The Provinciaal Cultuurcentrum Caermersklooster

The Caermersklooster complex is located in the Patershol district of Ghent, famous today for the numerous restaurants concealed behind its historical facades. The area’s current appearance is a phenomenon of the late 20th century, however. In the 12th century the Patershol was mainly populated by skilled craftsmen such as ‘cordwainers’ (shoemakers). Later on, lawyers and magistrates built their luxurious townhouses here. Their work required them to live close to the Gravensteen castle, which, until the 18th century, housed various legal and administrative bodies. The Patershol fell on hard times during the industrial revolution and became an area housing workers from the nearby textile factories. That changed in the 1980s with an extensive revamp which restored the Patershol’s characteristic traditional appearance.

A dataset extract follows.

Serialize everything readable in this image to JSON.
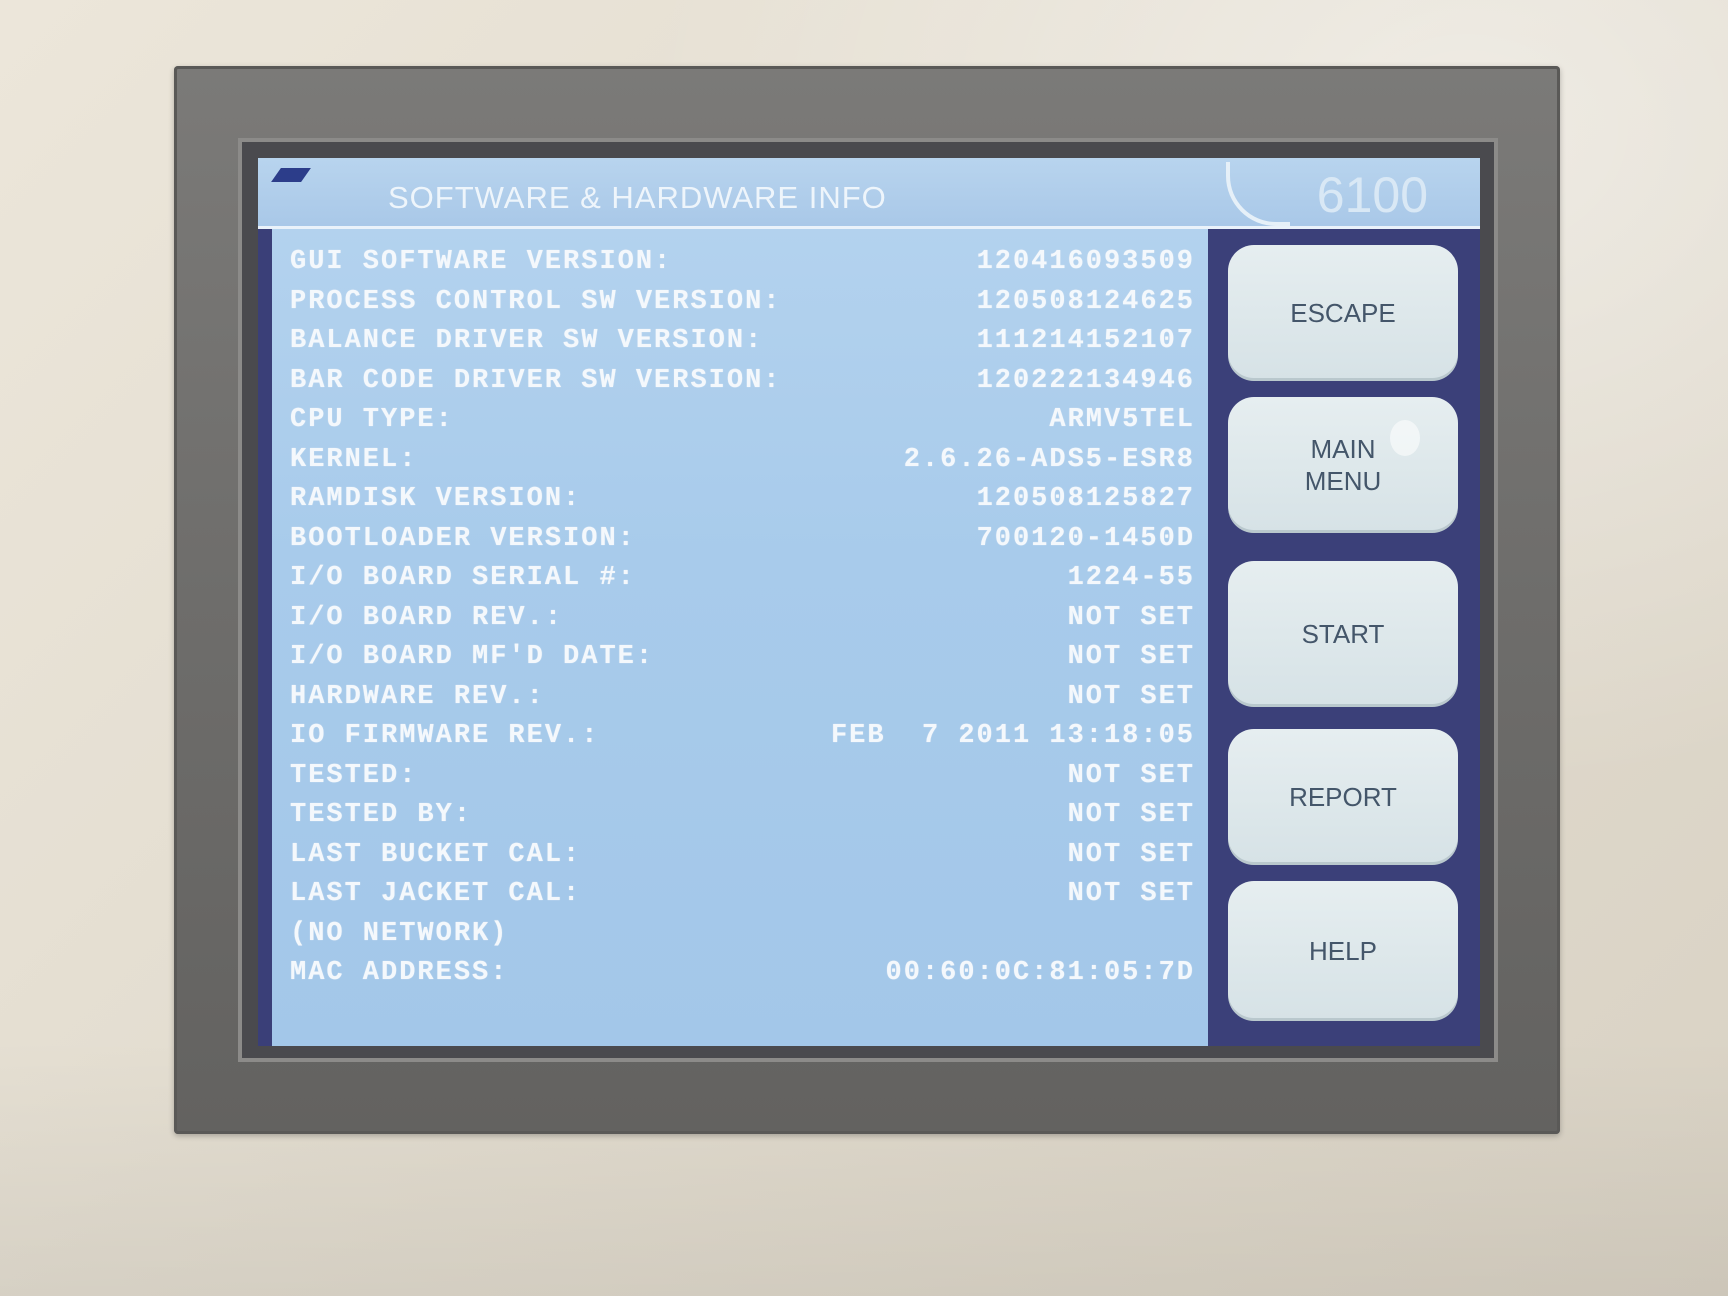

The friary church was purchased by the City of Ghent in 1881. The municipal authorities used it at various times as an archaeological museum, a folklore museum and even as a store for opera scenery. When the Province of East Flanders bought the rest of the friary complex, the City exchanged the church in 1981for the second quadrangle and the sacristy. In 1998 the Provincial Council opened the church to the public as an exhibition venue under its present name, the Provinciaal Cultuurcentrum Caermersklooster.